In 2020 the Primary Care Respiratory Society launched the Greener Respiratory Healthcare Initiative.
Healthcare accounts for 4% of the UK’s carbon emissions and minimising the environmental impact of healthcare in general is a key goal for the NHS.1 Environmental pollution also contributes to burden of lung disease. Around one in five people in the UK are living with a lung disease and a further 10,000 people are diagnosed every week.2 For many of these people, air pollution is both a cause and an aggravating factor, making their symptoms worse and their lives more difficult.
Our vision as an organisation is to ensure optimal respiratory health for all and our goal for the Greener Respiratory Healthcare Initiative is to enable our members to deliver healthcare that is kinder to environment. Raising awareness, providing education and advocating for proactive strategies to reduce the impact of respiratory healthcare on the environment is at the heart of the PCRS Greener Respiratory Healthcare Initiative.

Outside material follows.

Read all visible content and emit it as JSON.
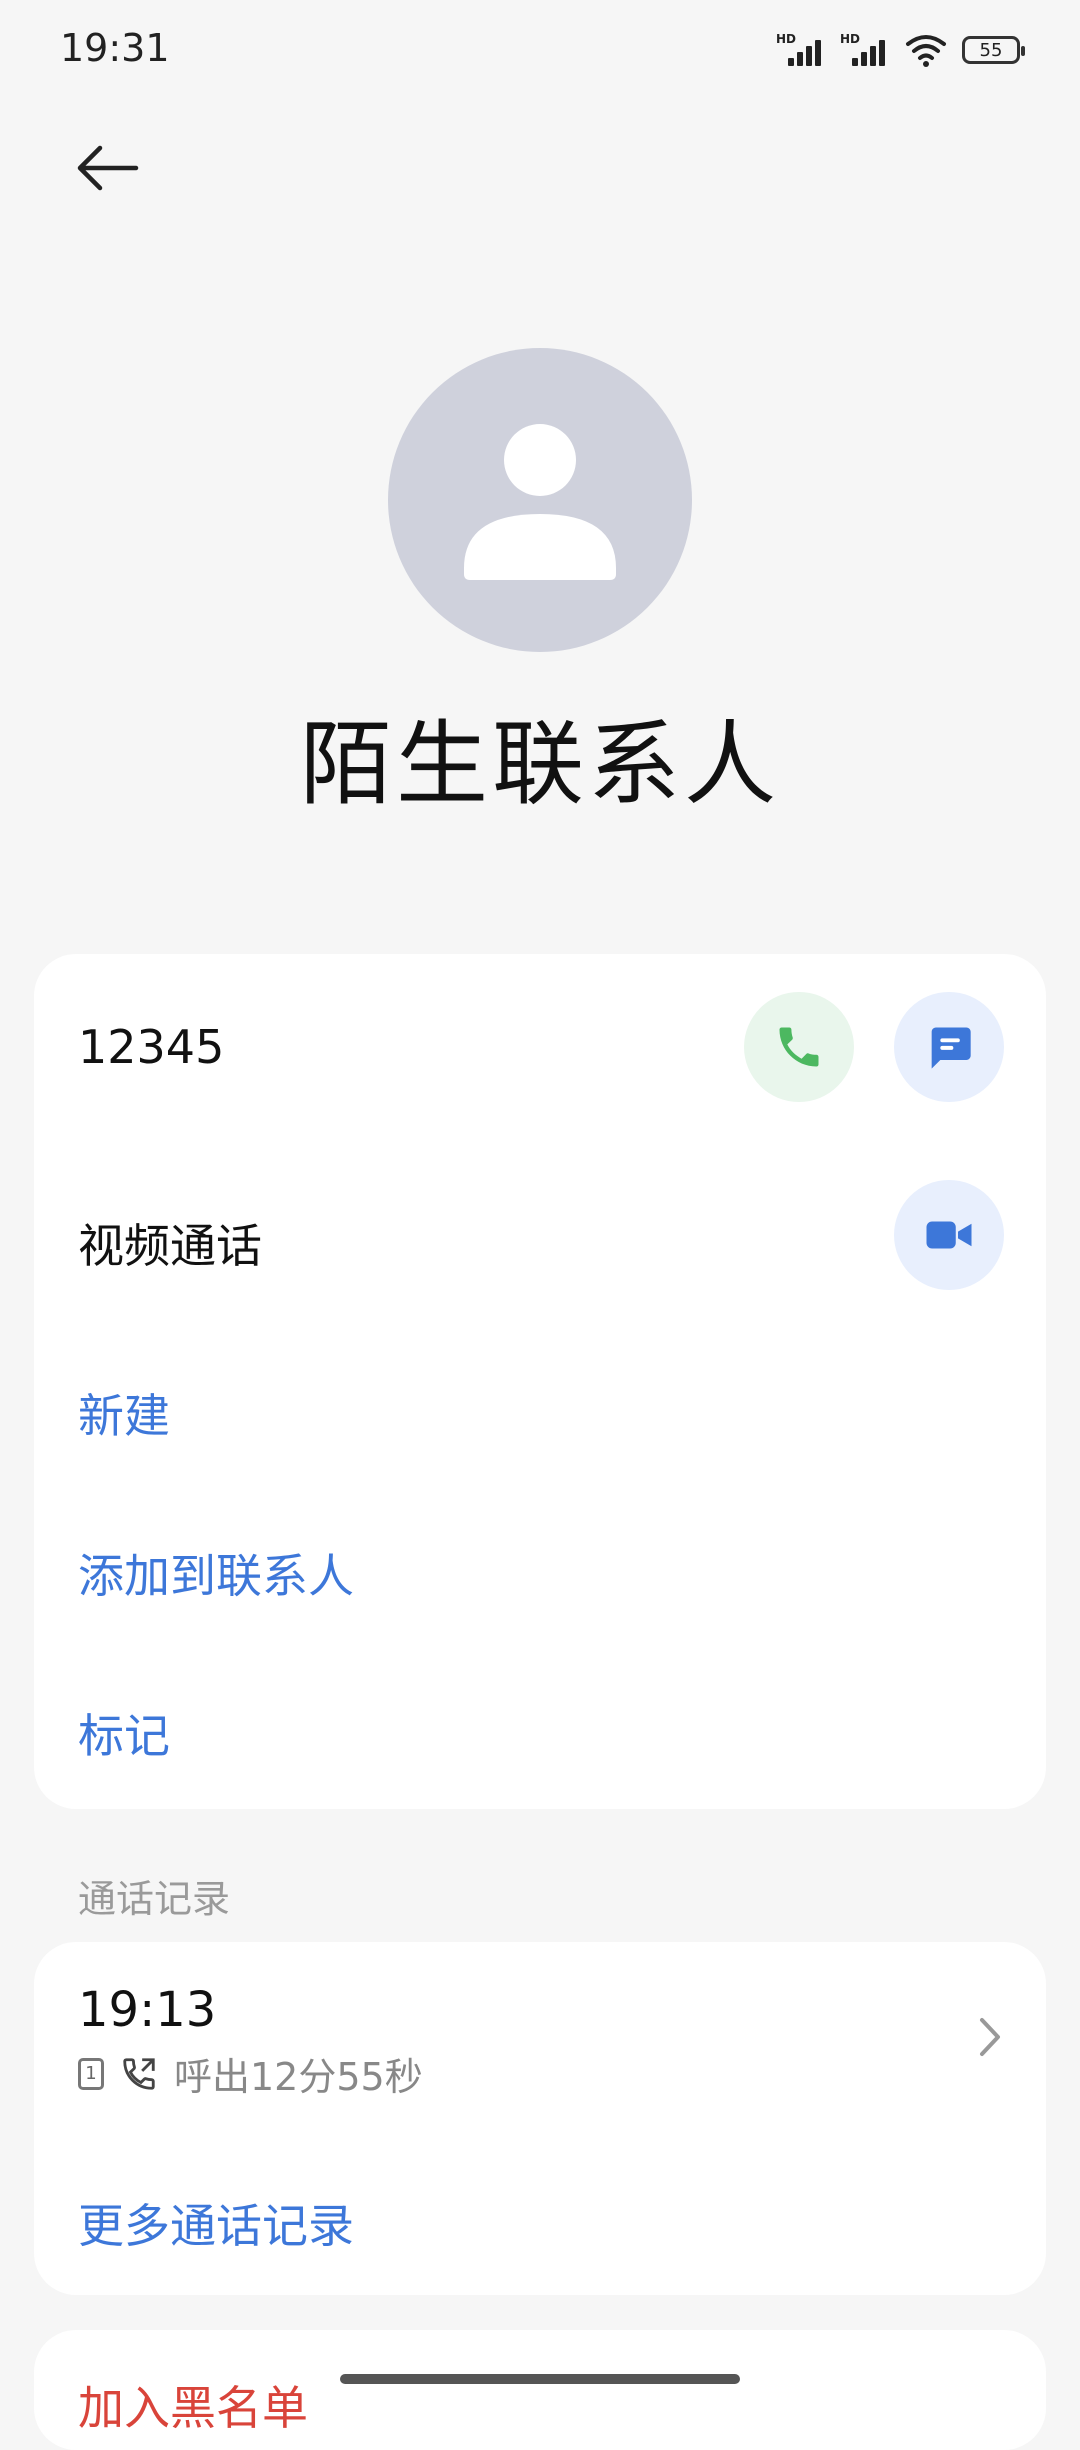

In practical terms, we encourage clinicians caring for patients with respiratory disease to educate themselves about the environmental impact of respiratory healthcare, including the carbon footprint of the inhalers used to deliver mediations for respiratory disease, and consider the environment and environmental issues in their daily lives as well as their clinical practice.
PCRS believes that a key to greener respiratory healthcare is to ensure that patients receive early and accurate diagnosis. This is critical so that patients can receive the treatment that is right for them. Accurately diagnosed and well controlled respiratory disease is greener healthcare, as it avoids wasted medications and additional hospital visits. Embracing remote ways of working, including remote consultations for patients where appropriate has the potential to reduce air pollution associated with patient travel to and from healthcare facilities.
Many of the medications prescribed for respiratory disease come in inhalers. The choice of inhaler should be made based first and foremost on what best controls a patient’s condition, and what the patient is able to use effectively. After that, if there is more than one inhaler that might be appropriate, the greener option maybe the one to encourage the patient to choose.
In the future we hope that all inhalers will be kind to the environment, but for now we need to make sure that patients are educated and empowered to use their inhaler correctly every time, ensure they use every dose and that the inhaler is not discarded until it is empty and that used inhalers are safely disposed of or recycled where possible.
A focus on working with patients to achieve control of symptoms must be at the top of the list too. Avoiding exacerbations not only improves patient outcomes: it reduces unnecessary travel to and from unscheduled care and reduces the need for excessive use of rescue medication. Overall, better respiratory care is greener respiratory healthcare.
Healthcare commissioners also have a critical role in enabling clinicians to deliver greener respiratory healthcare that is right for individual patients without compromising on quality. We therefore encourage healthcare commissioners to consider the impact of their decisions on the environmental burden of healthcare systems and services. The environment is not simply a healthcare issue and for this reason PCRS invite partnerships and collaborations between healthcare, patient and environmental organisations to ensure the need for greener healthcare remains high on the agenda at all levels. Collaboration and partnerships with the pharmaceutical industry are also encourage to develop and deliver strategies and treatment that will ensure respiratory healthcare can be delivered in a way that is greener and kinder to the environment while providing patients with the highest quality of care.
1. NHS England. Delivering a ‘Net Zero’ National Health Service. Available at: https://www.england.nhs.uk/greenernhs/wp-content/uploads/sites/51/2020/10/delivering-a-net-zero-national-health-service.pdf.
2. British Lung Foundation. Lung disease In the UK – big picture statistics. Available at: https://statistics.blf.org.uk/lung-disease-uk-big-picture#numbers-developed-lung-disease-uk. Accessed November 2020.